→ Work request:
Each line of the records has to be copied exactly, though the pictures must be left out.
==== Data supplied ====
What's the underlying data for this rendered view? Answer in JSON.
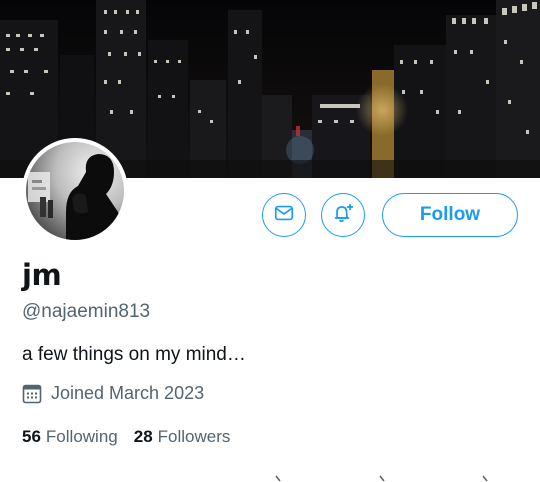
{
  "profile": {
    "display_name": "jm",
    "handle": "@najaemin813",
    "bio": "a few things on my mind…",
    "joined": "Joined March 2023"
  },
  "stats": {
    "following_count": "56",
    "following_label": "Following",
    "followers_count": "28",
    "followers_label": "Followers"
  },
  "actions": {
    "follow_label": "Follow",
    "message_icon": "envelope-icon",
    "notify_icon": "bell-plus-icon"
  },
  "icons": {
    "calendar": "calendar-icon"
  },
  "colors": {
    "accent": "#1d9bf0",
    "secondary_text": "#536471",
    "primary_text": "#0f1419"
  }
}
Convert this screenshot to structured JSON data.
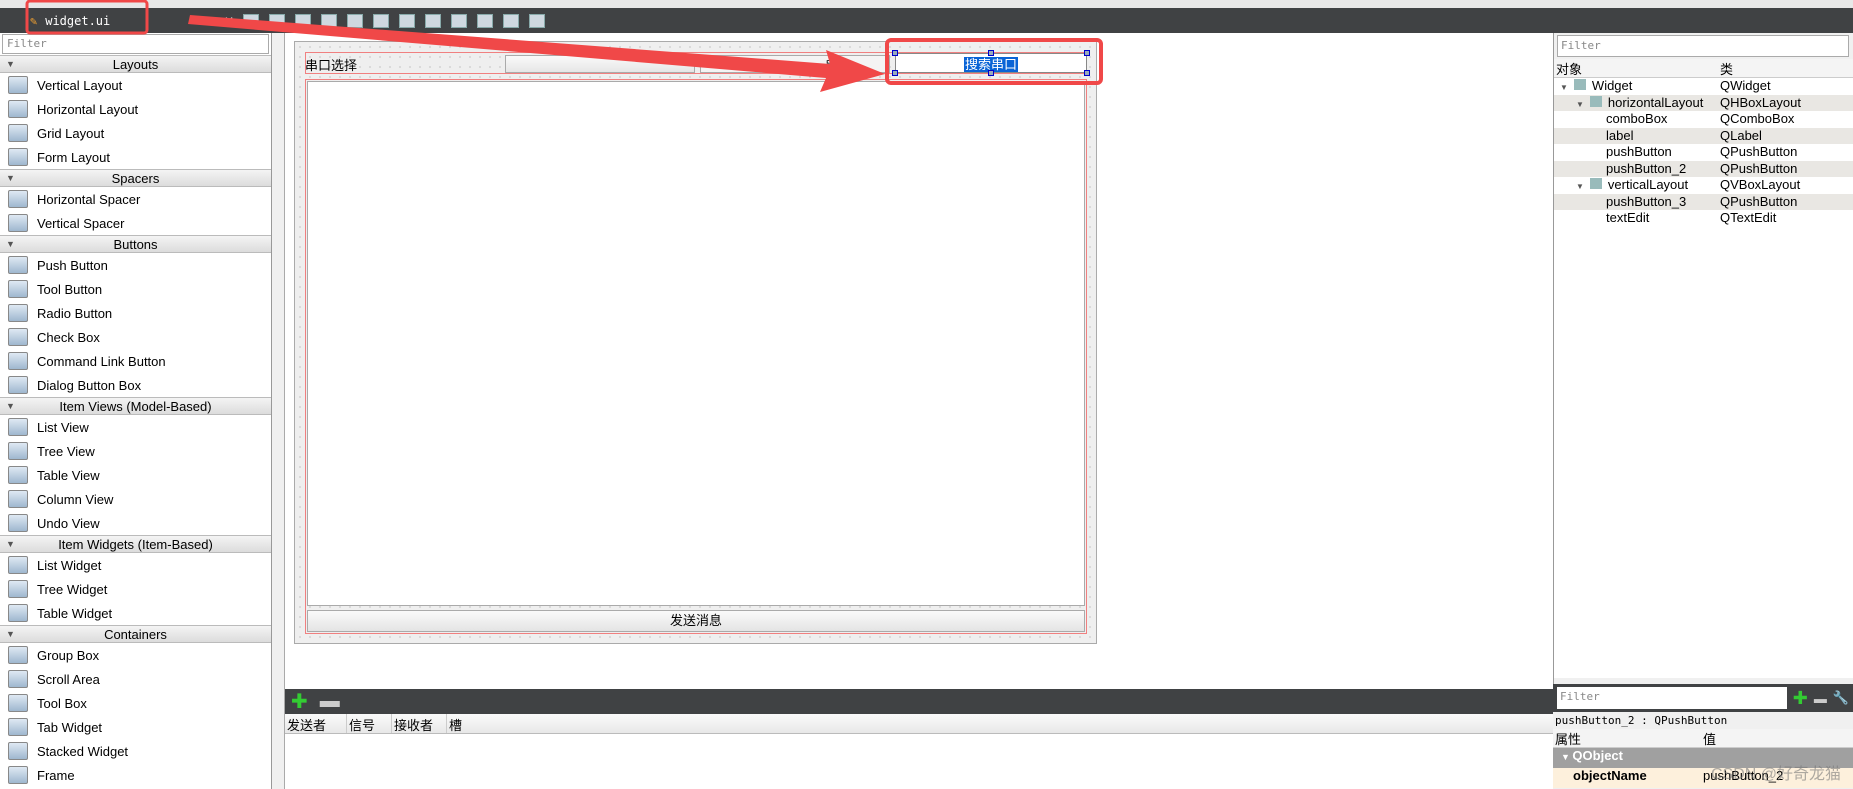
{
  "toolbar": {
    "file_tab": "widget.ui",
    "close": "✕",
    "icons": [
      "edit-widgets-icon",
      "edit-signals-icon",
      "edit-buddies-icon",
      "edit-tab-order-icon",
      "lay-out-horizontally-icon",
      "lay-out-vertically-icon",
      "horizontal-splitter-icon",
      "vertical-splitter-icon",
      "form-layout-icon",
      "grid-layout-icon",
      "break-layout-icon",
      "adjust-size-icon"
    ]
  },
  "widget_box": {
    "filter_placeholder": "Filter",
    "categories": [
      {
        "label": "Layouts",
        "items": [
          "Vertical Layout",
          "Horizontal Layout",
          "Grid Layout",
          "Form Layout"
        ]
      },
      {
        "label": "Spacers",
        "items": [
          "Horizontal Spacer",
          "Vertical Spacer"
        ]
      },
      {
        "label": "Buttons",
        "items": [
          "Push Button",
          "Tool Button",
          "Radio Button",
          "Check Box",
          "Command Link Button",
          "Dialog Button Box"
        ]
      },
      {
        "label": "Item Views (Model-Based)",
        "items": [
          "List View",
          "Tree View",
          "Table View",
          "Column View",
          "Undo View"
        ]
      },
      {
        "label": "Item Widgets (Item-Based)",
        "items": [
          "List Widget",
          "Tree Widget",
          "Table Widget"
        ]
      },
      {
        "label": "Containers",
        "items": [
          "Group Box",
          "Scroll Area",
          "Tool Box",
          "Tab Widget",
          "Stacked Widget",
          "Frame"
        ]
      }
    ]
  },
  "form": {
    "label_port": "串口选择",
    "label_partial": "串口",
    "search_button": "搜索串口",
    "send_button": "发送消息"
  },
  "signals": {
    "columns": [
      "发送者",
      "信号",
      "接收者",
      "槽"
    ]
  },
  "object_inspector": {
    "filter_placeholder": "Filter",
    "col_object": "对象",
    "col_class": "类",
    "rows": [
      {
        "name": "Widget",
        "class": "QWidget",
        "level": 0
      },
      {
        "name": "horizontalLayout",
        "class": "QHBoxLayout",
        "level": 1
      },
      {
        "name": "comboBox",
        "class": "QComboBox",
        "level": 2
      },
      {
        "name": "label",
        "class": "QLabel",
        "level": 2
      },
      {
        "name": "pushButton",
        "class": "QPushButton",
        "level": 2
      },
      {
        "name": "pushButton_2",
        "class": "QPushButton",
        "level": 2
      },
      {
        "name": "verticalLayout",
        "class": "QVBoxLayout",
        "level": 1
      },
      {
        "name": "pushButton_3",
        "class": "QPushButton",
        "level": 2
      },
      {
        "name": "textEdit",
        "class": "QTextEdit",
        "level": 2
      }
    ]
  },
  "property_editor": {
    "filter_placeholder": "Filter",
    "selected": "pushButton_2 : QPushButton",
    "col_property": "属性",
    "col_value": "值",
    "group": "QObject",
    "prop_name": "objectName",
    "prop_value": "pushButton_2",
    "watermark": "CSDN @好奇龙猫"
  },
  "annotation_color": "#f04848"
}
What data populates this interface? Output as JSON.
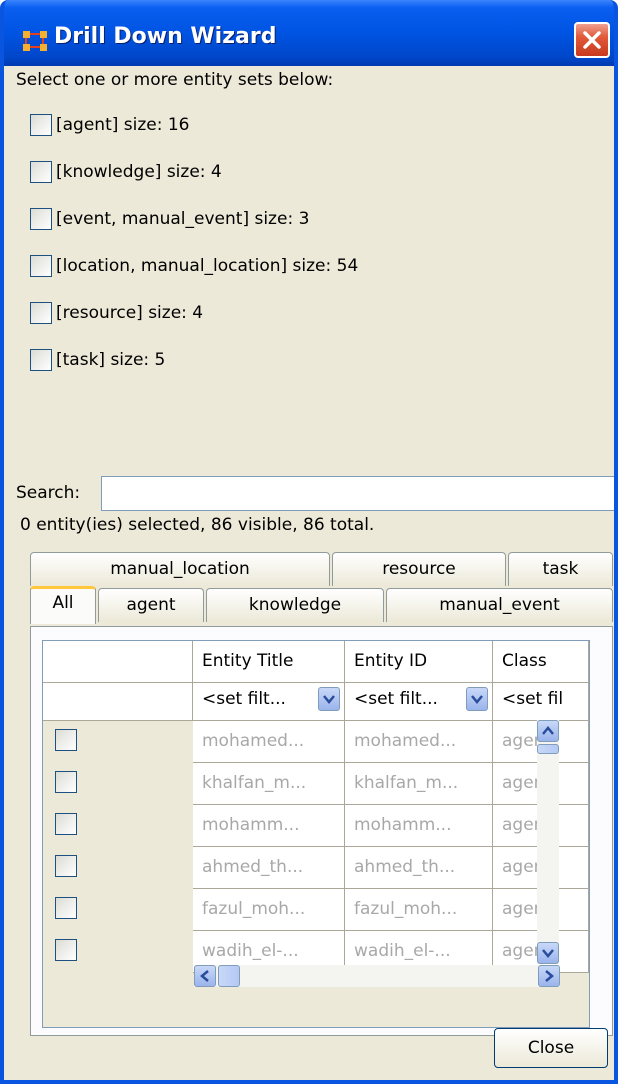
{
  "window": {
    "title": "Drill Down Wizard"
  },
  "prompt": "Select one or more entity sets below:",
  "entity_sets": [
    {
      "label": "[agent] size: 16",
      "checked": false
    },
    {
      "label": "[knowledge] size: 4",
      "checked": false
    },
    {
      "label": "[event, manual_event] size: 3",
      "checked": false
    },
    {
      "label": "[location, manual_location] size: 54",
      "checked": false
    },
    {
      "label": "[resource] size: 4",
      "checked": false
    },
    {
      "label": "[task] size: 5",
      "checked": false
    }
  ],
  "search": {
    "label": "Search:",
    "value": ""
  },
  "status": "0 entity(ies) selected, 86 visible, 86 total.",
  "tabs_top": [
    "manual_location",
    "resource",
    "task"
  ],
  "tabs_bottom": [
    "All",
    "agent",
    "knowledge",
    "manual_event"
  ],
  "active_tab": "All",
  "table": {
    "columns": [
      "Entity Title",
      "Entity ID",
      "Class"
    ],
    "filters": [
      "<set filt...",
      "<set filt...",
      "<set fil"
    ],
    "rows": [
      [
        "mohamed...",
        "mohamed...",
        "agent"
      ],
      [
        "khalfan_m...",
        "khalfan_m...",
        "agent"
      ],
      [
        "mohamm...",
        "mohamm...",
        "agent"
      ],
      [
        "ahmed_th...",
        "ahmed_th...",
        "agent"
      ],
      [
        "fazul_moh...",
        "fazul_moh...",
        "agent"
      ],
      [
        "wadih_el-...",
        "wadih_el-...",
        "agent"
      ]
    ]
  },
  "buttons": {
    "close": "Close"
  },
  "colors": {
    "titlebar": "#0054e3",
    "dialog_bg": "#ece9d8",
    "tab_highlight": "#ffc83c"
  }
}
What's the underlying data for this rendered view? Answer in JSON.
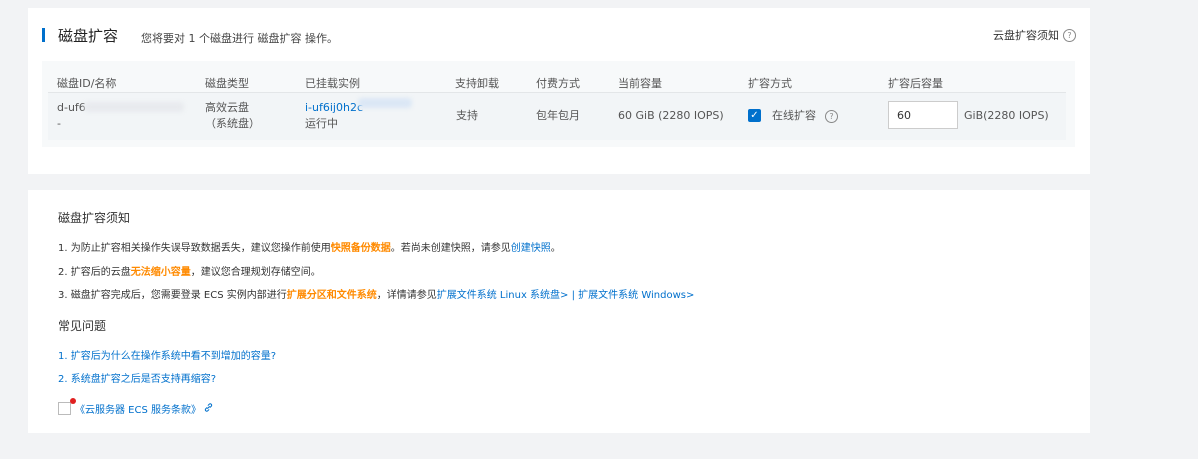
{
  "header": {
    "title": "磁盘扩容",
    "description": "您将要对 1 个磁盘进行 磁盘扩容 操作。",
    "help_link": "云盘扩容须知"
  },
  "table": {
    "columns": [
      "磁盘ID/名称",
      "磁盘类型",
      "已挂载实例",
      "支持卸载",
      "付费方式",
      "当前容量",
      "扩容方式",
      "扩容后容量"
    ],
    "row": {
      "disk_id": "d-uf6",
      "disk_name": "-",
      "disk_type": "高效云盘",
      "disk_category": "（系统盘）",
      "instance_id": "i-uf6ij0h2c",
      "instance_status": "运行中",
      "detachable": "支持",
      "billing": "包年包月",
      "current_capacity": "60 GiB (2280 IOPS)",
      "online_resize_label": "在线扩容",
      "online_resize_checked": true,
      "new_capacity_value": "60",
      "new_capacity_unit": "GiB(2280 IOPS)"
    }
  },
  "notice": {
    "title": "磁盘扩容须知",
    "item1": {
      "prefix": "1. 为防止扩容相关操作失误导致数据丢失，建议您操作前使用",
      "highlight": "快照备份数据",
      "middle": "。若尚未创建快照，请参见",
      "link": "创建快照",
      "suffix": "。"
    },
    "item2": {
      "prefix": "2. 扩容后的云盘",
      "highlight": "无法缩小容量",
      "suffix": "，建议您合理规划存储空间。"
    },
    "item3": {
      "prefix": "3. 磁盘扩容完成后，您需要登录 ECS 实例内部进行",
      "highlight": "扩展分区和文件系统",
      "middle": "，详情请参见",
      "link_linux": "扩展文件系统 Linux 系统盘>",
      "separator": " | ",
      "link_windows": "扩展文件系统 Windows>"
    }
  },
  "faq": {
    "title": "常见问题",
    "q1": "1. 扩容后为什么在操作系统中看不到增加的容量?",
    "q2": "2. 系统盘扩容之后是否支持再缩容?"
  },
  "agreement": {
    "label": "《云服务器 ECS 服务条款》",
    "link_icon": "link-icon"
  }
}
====
→ Expected output:
What's the underlying data for this rendered view? Answer in JSON.
{
  "profile": {
    "display_name": "jm",
    "handle": "@najaemin813",
    "bio": "a few things on my mind…",
    "joined": "Joined March 2023"
  },
  "stats": {
    "following_count": "56",
    "following_label": "Following",
    "followers_count": "28",
    "followers_label": "Followers"
  },
  "actions": {
    "follow_label": "Follow",
    "message_icon": "envelope-icon",
    "notify_icon": "bell-plus-icon"
  },
  "icons": {
    "calendar": "calendar-icon"
  },
  "colors": {
    "accent": "#1d9bf0",
    "secondary_text": "#536471",
    "primary_text": "#0f1419"
  }
}
Convert this screenshot to structured JSON data.
{
  "toolbar": {
    "file_tab": "widget.ui",
    "close": "✕",
    "icons": [
      "edit-widgets-icon",
      "edit-signals-icon",
      "edit-buddies-icon",
      "edit-tab-order-icon",
      "lay-out-horizontally-icon",
      "lay-out-vertically-icon",
      "horizontal-splitter-icon",
      "vertical-splitter-icon",
      "form-layout-icon",
      "grid-layout-icon",
      "break-layout-icon",
      "adjust-size-icon"
    ]
  },
  "widget_box": {
    "filter_placeholder": "Filter",
    "categories": [
      {
        "label": "Layouts",
        "items": [
          "Vertical Layout",
          "Horizontal Layout",
          "Grid Layout",
          "Form Layout"
        ]
      },
      {
        "label": "Spacers",
        "items": [
          "Horizontal Spacer",
          "Vertical Spacer"
        ]
      },
      {
        "label": "Buttons",
        "items": [
          "Push Button",
          "Tool Button",
          "Radio Button",
          "Check Box",
          "Command Link Button",
          "Dialog Button Box"
        ]
      },
      {
        "label": "Item Views (Model-Based)",
        "items": [
          "List View",
          "Tree View",
          "Table View",
          "Column View",
          "Undo View"
        ]
      },
      {
        "label": "Item Widgets (Item-Based)",
        "items": [
          "List Widget",
          "Tree Widget",
          "Table Widget"
        ]
      },
      {
        "label": "Containers",
        "items": [
          "Group Box",
          "Scroll Area",
          "Tool Box",
          "Tab Widget",
          "Stacked Widget",
          "Frame"
        ]
      }
    ]
  },
  "form": {
    "label_port": "串口选择",
    "label_partial": "串口",
    "search_button": "搜索串口",
    "send_button": "发送消息"
  },
  "signals": {
    "columns": [
      "发送者",
      "信号",
      "接收者",
      "槽"
    ]
  },
  "object_inspector": {
    "filter_placeholder": "Filter",
    "col_object": "对象",
    "col_class": "类",
    "rows": [
      {
        "name": "Widget",
        "class": "QWidget",
        "level": 0
      },
      {
        "name": "horizontalLayout",
        "class": "QHBoxLayout",
        "level": 1
      },
      {
        "name": "comboBox",
        "class": "QComboBox",
        "level": 2
      },
      {
        "name": "label",
        "class": "QLabel",
        "level": 2
      },
      {
        "name": "pushButton",
        "class": "QPushButton",
        "level": 2
      },
      {
        "name": "pushButton_2",
        "class": "QPushButton",
        "level": 2
      },
      {
        "name": "verticalLayout",
        "class": "QVBoxLayout",
        "level": 1
      },
      {
        "name": "pushButton_3",
        "class": "QPushButton",
        "level": 2
      },
      {
        "name": "textEdit",
        "class": "QTextEdit",
        "level": 2
      }
    ]
  },
  "property_editor": {
    "filter_placeholder": "Filter",
    "selected": "pushButton_2 : QPushButton",
    "col_property": "属性",
    "col_value": "值",
    "group": "QObject",
    "prop_name": "objectName",
    "prop_value": "pushButton_2",
    "watermark": "CSDN @好奇龙猫"
  },
  "annotation_color": "#f04848"
}
What data populates this interface? Output as JSON.
{
  "window": {
    "title": "Drill Down Wizard"
  },
  "prompt": "Select one or more entity sets below:",
  "entity_sets": [
    {
      "label": "[agent] size: 16",
      "checked": false
    },
    {
      "label": "[knowledge] size: 4",
      "checked": false
    },
    {
      "label": "[event, manual_event] size: 3",
      "checked": false
    },
    {
      "label": "[location, manual_location] size: 54",
      "checked": false
    },
    {
      "label": "[resource] size: 4",
      "checked": false
    },
    {
      "label": "[task] size: 5",
      "checked": false
    }
  ],
  "search": {
    "label": "Search:",
    "value": ""
  },
  "status": "0 entity(ies) selected, 86 visible, 86 total.",
  "tabs_top": [
    "manual_location",
    "resource",
    "task"
  ],
  "tabs_bottom": [
    "All",
    "agent",
    "knowledge",
    "manual_event"
  ],
  "active_tab": "All",
  "table": {
    "columns": [
      "Entity Title",
      "Entity ID",
      "Class"
    ],
    "filters": [
      "<set filt...",
      "<set filt...",
      "<set fil"
    ],
    "rows": [
      [
        "mohamed...",
        "mohamed...",
        "agent"
      ],
      [
        "khalfan_m...",
        "khalfan_m...",
        "agent"
      ],
      [
        "mohamm...",
        "mohamm...",
        "agent"
      ],
      [
        "ahmed_th...",
        "ahmed_th...",
        "agent"
      ],
      [
        "fazul_moh...",
        "fazul_moh...",
        "agent"
      ],
      [
        "wadih_el-...",
        "wadih_el-...",
        "agent"
      ]
    ]
  },
  "buttons": {
    "close": "Close"
  },
  "colors": {
    "titlebar": "#0054e3",
    "dialog_bg": "#ece9d8",
    "tab_highlight": "#ffc83c"
  }
}
What's the underlying data for this rendered view? Answer in JSON.
{
  "header": {
    "title": "磁盘扩容",
    "description": "您将要对 1 个磁盘进行 磁盘扩容 操作。",
    "help_link": "云盘扩容须知"
  },
  "table": {
    "columns": [
      "磁盘ID/名称",
      "磁盘类型",
      "已挂载实例",
      "支持卸载",
      "付费方式",
      "当前容量",
      "扩容方式",
      "扩容后容量"
    ],
    "row": {
      "disk_id": "d-uf6",
      "disk_name": "-",
      "disk_type": "高效云盘",
      "disk_category": "（系统盘）",
      "instance_id": "i-uf6ij0h2c",
      "instance_status": "运行中",
      "detachable": "支持",
      "billing": "包年包月",
      "current_capacity": "60 GiB (2280 IOPS)",
      "online_resize_label": "在线扩容",
      "online_resize_checked": true,
      "new_capacity_value": "60",
      "new_capacity_unit": "GiB(2280 IOPS)"
    }
  },
  "notice": {
    "title": "磁盘扩容须知",
    "item1": {
      "prefix": "1. 为防止扩容相关操作失误导致数据丢失，建议您操作前使用",
      "highlight": "快照备份数据",
      "middle": "。若尚未创建快照，请参见",
      "link": "创建快照",
      "suffix": "。"
    },
    "item2": {
      "prefix": "2. 扩容后的云盘",
      "highlight": "无法缩小容量",
      "suffix": "，建议您合理规划存储空间。"
    },
    "item3": {
      "prefix": "3. 磁盘扩容完成后，您需要登录 ECS 实例内部进行",
      "highlight": "扩展分区和文件系统",
      "middle": "，详情请参见",
      "link_linux": "扩展文件系统 Linux 系统盘>",
      "separator": " | ",
      "link_windows": "扩展文件系统 Windows>"
    }
  },
  "faq": {
    "title": "常见问题",
    "q1": "1. 扩容后为什么在操作系统中看不到增加的容量?",
    "q2": "2. 系统盘扩容之后是否支持再缩容?"
  },
  "agreement": {
    "label": "《云服务器 ECS 服务条款》",
    "link_icon": "link-icon"
  }
}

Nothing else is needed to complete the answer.